And white womanhood—rich or poor—was firmly placed on a pedestal, the living icon of white supremacy. Because it was so verboten to speak about white women with anything but polite deference, Black folks developed "Miss Ann" as a signifying reference; it was a moniker that allowed us to talk in code if we needed to. "You know Miss Ann: has to be right about everything, all the time!"

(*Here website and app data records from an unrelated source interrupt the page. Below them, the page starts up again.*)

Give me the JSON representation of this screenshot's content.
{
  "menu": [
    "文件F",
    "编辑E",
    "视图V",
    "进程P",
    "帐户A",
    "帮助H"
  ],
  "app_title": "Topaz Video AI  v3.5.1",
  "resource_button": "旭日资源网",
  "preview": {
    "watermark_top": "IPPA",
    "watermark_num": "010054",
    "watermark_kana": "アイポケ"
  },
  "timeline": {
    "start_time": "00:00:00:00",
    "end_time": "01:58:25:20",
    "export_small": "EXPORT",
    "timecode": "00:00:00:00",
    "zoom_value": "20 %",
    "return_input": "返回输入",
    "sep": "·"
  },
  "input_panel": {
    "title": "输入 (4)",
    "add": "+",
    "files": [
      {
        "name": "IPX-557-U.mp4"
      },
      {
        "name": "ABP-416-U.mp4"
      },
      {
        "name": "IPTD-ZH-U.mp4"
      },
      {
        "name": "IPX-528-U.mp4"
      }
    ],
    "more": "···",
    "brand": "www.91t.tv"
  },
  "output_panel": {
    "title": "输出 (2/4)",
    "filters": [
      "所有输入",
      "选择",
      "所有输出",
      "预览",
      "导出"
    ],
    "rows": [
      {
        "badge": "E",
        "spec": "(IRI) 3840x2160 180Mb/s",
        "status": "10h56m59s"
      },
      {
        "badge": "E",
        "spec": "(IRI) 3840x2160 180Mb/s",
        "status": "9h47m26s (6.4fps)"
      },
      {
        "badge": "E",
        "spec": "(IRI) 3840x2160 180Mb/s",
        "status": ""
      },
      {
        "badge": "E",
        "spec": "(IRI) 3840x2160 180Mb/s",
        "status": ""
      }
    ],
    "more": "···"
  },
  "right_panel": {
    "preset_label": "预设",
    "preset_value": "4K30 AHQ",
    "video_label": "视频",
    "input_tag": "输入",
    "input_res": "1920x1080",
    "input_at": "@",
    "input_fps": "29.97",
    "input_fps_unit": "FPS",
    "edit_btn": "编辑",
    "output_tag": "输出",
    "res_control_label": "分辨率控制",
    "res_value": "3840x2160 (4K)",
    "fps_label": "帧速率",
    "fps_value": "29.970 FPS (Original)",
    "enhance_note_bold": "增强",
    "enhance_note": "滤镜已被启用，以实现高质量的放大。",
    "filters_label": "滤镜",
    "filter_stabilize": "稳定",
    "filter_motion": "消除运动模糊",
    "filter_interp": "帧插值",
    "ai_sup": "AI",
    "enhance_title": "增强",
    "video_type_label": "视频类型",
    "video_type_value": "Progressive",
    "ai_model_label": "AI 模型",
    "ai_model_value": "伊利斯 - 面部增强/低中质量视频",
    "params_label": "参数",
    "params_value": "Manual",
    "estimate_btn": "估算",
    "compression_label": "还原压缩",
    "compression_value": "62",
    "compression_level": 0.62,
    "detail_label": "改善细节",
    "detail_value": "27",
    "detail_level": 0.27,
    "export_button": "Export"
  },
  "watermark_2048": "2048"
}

Karen has inherited Miss Ann's entitlement; it's been handed down, like the family silver or an antique wedding veil. She and Becky may not wear Miss Ann's hoop skirts, but they move through the world in the same way: certain of their right to be there, certain they have more right to be there than you. And it is that certainty that's so dangerous. Karen knows she can call on her own community or the state to put Black bodies where she wants them. Don't want them in the hotel swimming pool? Call the police. Think they shouldn't be sleeping in the same dorm as you? Call the police. Angry that a child is selling ice water on a hot day on a public sidewalk near you? Oh, Officer Friendly...
Karen is much more like Miss Ann than Becky in the sense that she's aware there will be consequences when she summons help—and that those consequences will fall most harshly on Black people, usually Black men. The lynchings of Emmett Till and Claude Neal, for example, occurred because people perceived white women's virtue needed protecting. A century ago, the entire neighborhood of Greenwood in Tulsa, OK, was burned to the ground and scores of its residents were slaughtered after a white woman claimed assault by a Black man in the elevator she operated. (Some stories say he tripped and stepped on her foot.)
There are enough histories of Black death following in the wake of white women's displeasure in this country to make the rise of The Karens a worrisome prospect. Even when Karen is not enacting violence upon Black and Brown people herself , she knows she can enlist others—especially police—to do it for her, if she wants. Isn't that what the latest Karen, Amy Cooper, did when she called the police to (falsely) report that a Black man in Central Park was threatening her and her dog? It's incidences like these that have inspired a San Francisco supervisor to introduce the Caution Against Racially Exploitative Non-Emergencies Act. If passed, the CAREN Act would make it illegal to make false reports because of racial animus.
Given the current racial tensions in the country, I'm guessing Karen will be around for a while, and it will be more than a minute before we other Karens get our name back. But while we're waiting for that time, I'm thinking about who should be the next link in Miss Ann's evolutionary chain.
I'm voting for "Madison."